Instructions for the task » Count every line of these entries that holds the word "title", and reply with the number only.

Available data »
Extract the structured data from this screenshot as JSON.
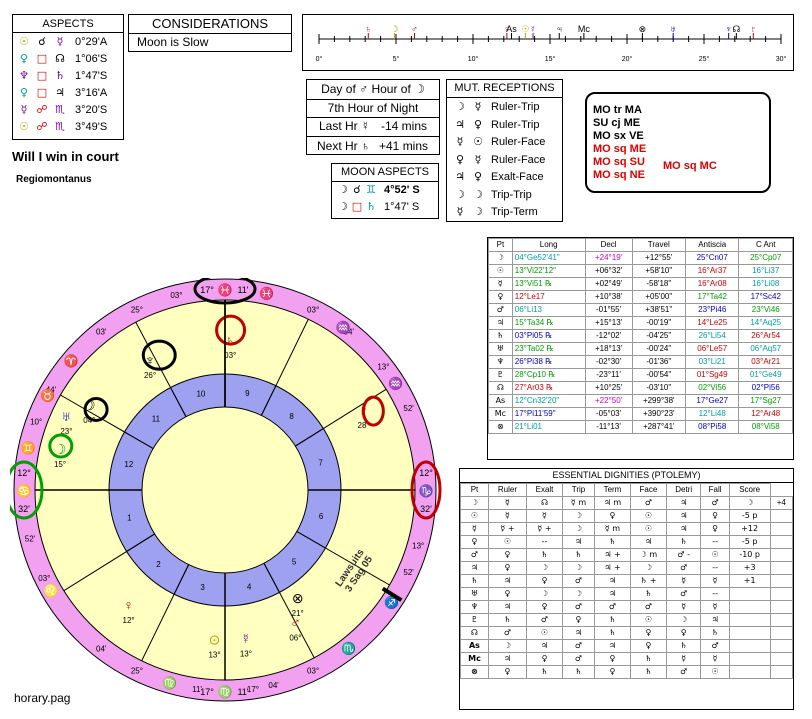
{
  "aspects": {
    "title": "ASPECTS",
    "rows": [
      {
        "p1": "☉",
        "p1c": "#c8a000",
        "asp": "☌",
        "aspc": "#000",
        "p2": "☿",
        "p2c": "#7a00a0",
        "val": "0°29'A"
      },
      {
        "p1": "♀",
        "p1c": "#00a0a0",
        "asp": "□",
        "aspc": "#d00",
        "p2": "☊",
        "p2c": "#000",
        "val": "1°06'S"
      },
      {
        "p1": "♆",
        "p1c": "#7a00a0",
        "asp": "□",
        "aspc": "#d00",
        "p2": "♄",
        "p2c": "#7a00a0",
        "val": "1°47'S"
      },
      {
        "p1": "♀",
        "p1c": "#00a0a0",
        "asp": "□",
        "aspc": "#d00",
        "p2": "♃",
        "p2c": "#000",
        "val": "3°16'A"
      },
      {
        "p1": "☿",
        "p1c": "#7a00a0",
        "asp": "☍",
        "aspc": "#d00",
        "p2": "♏",
        "p2c": "#7a00a0",
        "val": "3°20'S"
      },
      {
        "p1": "☉",
        "p1c": "#c8a000",
        "asp": "☍",
        "aspc": "#d00",
        "p2": "♏",
        "p2c": "#7a00a0",
        "val": "3°49'S"
      }
    ]
  },
  "considerations": {
    "title": "CONSIDERATIONS",
    "text": "Moon is Slow"
  },
  "question": "Will I win in court",
  "house_system": "Regiomontanus",
  "ruler_scale": {
    "ticks": [
      "0°",
      "5°",
      "10°",
      "15°",
      "20°",
      "25°",
      "30°"
    ]
  },
  "hour_box": {
    "line1": "Day of ♂ Hour of ☽",
    "line2": "7th Hour of Night",
    "last_label": "Last Hr ☿",
    "last_val": "-14 mins",
    "next_label": "Next Hr ♄",
    "next_val": "+41 mins"
  },
  "moon_aspects": {
    "title": "MOON ASPECTS",
    "rows": [
      {
        "a": "☽",
        "b": "☌",
        "c": "♊",
        "val": "4°52' S"
      },
      {
        "a": "☽",
        "b": "□",
        "c": "♄",
        "val": "1°47' S"
      }
    ]
  },
  "mut_receptions": {
    "title": "MUT. RECEPTIONS",
    "rows": [
      {
        "a": "☽",
        "b": "☿",
        "t": "Ruler-Trip"
      },
      {
        "a": "♃",
        "b": "♀",
        "t": "Ruler-Trip"
      },
      {
        "a": "☿",
        "b": "☉",
        "t": "Ruler-Face"
      },
      {
        "a": "♀",
        "b": "☿",
        "t": "Ruler-Face"
      },
      {
        "a": "♃",
        "b": "♀",
        "t": "Exalt-Face"
      },
      {
        "a": "☽",
        "b": "☽",
        "t": "Trip-Trip"
      },
      {
        "a": "☿",
        "b": "☽",
        "t": "Trip-Term"
      }
    ]
  },
  "notes": {
    "black": [
      "MO tr MA",
      "SU cj ME",
      "MO sx VE"
    ],
    "red": [
      "MO sq ME",
      "MO sq SU",
      "MO sq NE"
    ],
    "extra": "MO sq MC"
  },
  "positions": {
    "headers": [
      "Pt",
      "Long",
      "Decl",
      "Travel",
      "Antiscia",
      "C Ant"
    ],
    "rows": [
      {
        "pt": "☽",
        "long": "04°Ge52'41\"",
        "decl": "+24°19'",
        "travel": "+12°55'",
        "ant": "25°Cn07",
        "cant": "25°Cp07",
        "lc": "#00a0a0"
      },
      {
        "pt": "☉",
        "long": "13°Vi22'12\"",
        "decl": "+06°32'",
        "travel": "+58'10\"",
        "ant": "16°Ar37",
        "cant": "16°Li37",
        "lc": "#00a000"
      },
      {
        "pt": "☿",
        "long": "13°Vi51 ℞",
        "decl": "+02°49'",
        "travel": "-58'18\"",
        "ant": "16°Ar08",
        "cant": "16°Li08",
        "lc": "#00a000"
      },
      {
        "pt": "♀",
        "long": "12°Le17",
        "decl": "+10°38'",
        "travel": "+05'00\"",
        "ant": "17°Ta42",
        "cant": "17°Sc42",
        "lc": "#d00000"
      },
      {
        "pt": "♂",
        "long": "06°Li13",
        "decl": "-01°55'",
        "travel": "+38'51\"",
        "ant": "23°Pi46",
        "cant": "23°Vi46",
        "lc": "#00a0a0"
      },
      {
        "pt": "♃",
        "long": "15°Ta34 ℞",
        "decl": "+15°13'",
        "travel": "-00'19\"",
        "ant": "14°Le25",
        "cant": "14°Aq25",
        "lc": "#00a000"
      },
      {
        "pt": "♄",
        "long": "03°Pi05 ℞",
        "decl": "-12°02'",
        "travel": "-04'25\"",
        "ant": "26°Li54",
        "cant": "26°Ar54",
        "lc": "#0000d0"
      },
      {
        "pt": "♅",
        "long": "23°Ta02 ℞",
        "decl": "+18°13'",
        "travel": "-00'24\"",
        "ant": "06°Le57",
        "cant": "06°Aq57",
        "lc": "#00a000"
      },
      {
        "pt": "♆",
        "long": "26°Pi38 ℞",
        "decl": "-02°30'",
        "travel": "-01'36\"",
        "ant": "03°Li21",
        "cant": "03°Ar21",
        "lc": "#0000d0"
      },
      {
        "pt": "♇",
        "long": "28°Cp10 ℞",
        "decl": "-23°11'",
        "travel": "-00'54\"",
        "ant": "01°Sg49",
        "cant": "01°Ge49",
        "lc": "#00a000"
      },
      {
        "pt": "☊",
        "long": "27°Ar03 ℞",
        "decl": "+10°25'",
        "travel": "-03'10\"",
        "ant": "02°Vi56",
        "cant": "02°Pi56",
        "lc": "#d00000"
      },
      {
        "pt": "As",
        "long": "12°Cn32'20\"",
        "decl": "+22°50'",
        "travel": "+299°38'",
        "ant": "17°Ge27",
        "cant": "17°Sg27",
        "lc": "#00a0a0"
      },
      {
        "pt": "Mc",
        "long": "17°Pi11'59\"",
        "decl": "-05°03'",
        "travel": "+390°23'",
        "ant": "12°Li48",
        "cant": "12°Ar48",
        "lc": "#0000d0"
      },
      {
        "pt": "⊗",
        "long": "21°Li01",
        "decl": "-11°13'",
        "travel": "+287°41'",
        "ant": "08°Pi58",
        "cant": "08°Vi58",
        "lc": "#00a0a0"
      }
    ]
  },
  "dignities": {
    "title": "ESSENTIAL DIGNITIES (PTOLEMY)",
    "headers": [
      "Pt",
      "Ruler",
      "Exalt",
      "Trip",
      "Term",
      "Face",
      "Detri",
      "Fall",
      "Score"
    ],
    "rows": [
      {
        "pt": "☽",
        "c": [
          "☿",
          "☊",
          "☿ m",
          "♃ m",
          "♂",
          "♃",
          "♂",
          "☽"
        ],
        "s": "+4"
      },
      {
        "pt": "☉",
        "c": [
          "☿",
          "☿",
          "☽",
          "♀",
          "☉",
          "♃",
          "♀",
          "-5 p"
        ]
      },
      {
        "pt": "☿",
        "c": [
          "☿ +",
          "☿ +",
          "☽",
          "☿ m",
          "☉",
          "♃",
          "♀",
          "+12"
        ]
      },
      {
        "pt": "♀",
        "c": [
          "☉",
          "--",
          "♃",
          "♄",
          "♃",
          "♄",
          "--",
          "-5 p"
        ]
      },
      {
        "pt": "♂",
        "c": [
          "♀",
          "♄",
          "♄",
          "♃ +",
          "☽ m",
          "♂ -",
          "☉",
          "-10 p"
        ]
      },
      {
        "pt": "♃",
        "c": [
          "♀",
          "☽",
          "☽",
          "♃ +",
          "☽",
          "♂",
          "--",
          "+3"
        ]
      },
      {
        "pt": "♄",
        "c": [
          "♃",
          "♀",
          "♂",
          "♃",
          "♄ +",
          "☿",
          "☿",
          "+1"
        ]
      },
      {
        "pt": "♅",
        "c": [
          "♀",
          "☽",
          "☽",
          "♃",
          "♄",
          "♂",
          "--",
          ""
        ]
      },
      {
        "pt": "♆",
        "c": [
          "♃",
          "♀",
          "♂",
          "♂",
          "♂",
          "☿",
          "☿",
          ""
        ]
      },
      {
        "pt": "♇",
        "c": [
          "♄",
          "♂",
          "♀",
          "♄",
          "☉",
          "☽",
          "♃",
          ""
        ]
      },
      {
        "pt": "☊",
        "c": [
          "♂",
          "☉",
          "♃",
          "♄",
          "♀",
          "♀",
          "♄",
          ""
        ]
      },
      {
        "pt": "As",
        "c": [
          "☽",
          "♃",
          "♂",
          "♃",
          "♀",
          "♄",
          "♂",
          ""
        ]
      },
      {
        "pt": "Mc",
        "c": [
          "♃",
          "♀",
          "♂",
          "♀",
          "♄",
          "☿",
          "☿",
          ""
        ]
      },
      {
        "pt": "⊗",
        "c": [
          "♀",
          "♄",
          "♄",
          "♀",
          "♄",
          "♂",
          "☉",
          ""
        ]
      }
    ]
  },
  "chart": {
    "mc": {
      "deg": "17°",
      "sign": "♓",
      "min": "11'"
    },
    "ic": {
      "deg": "17°",
      "sign": "♍",
      "min": "11'"
    },
    "asc": {
      "deg": "12°",
      "sign": "♋",
      "min": "32'"
    },
    "dsc": {
      "deg": "12°",
      "sign": "♑",
      "min": "32'"
    },
    "annotation": "Lawsuits\n3 Sag 05",
    "footer": "horary.pag"
  }
}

The completed task » 5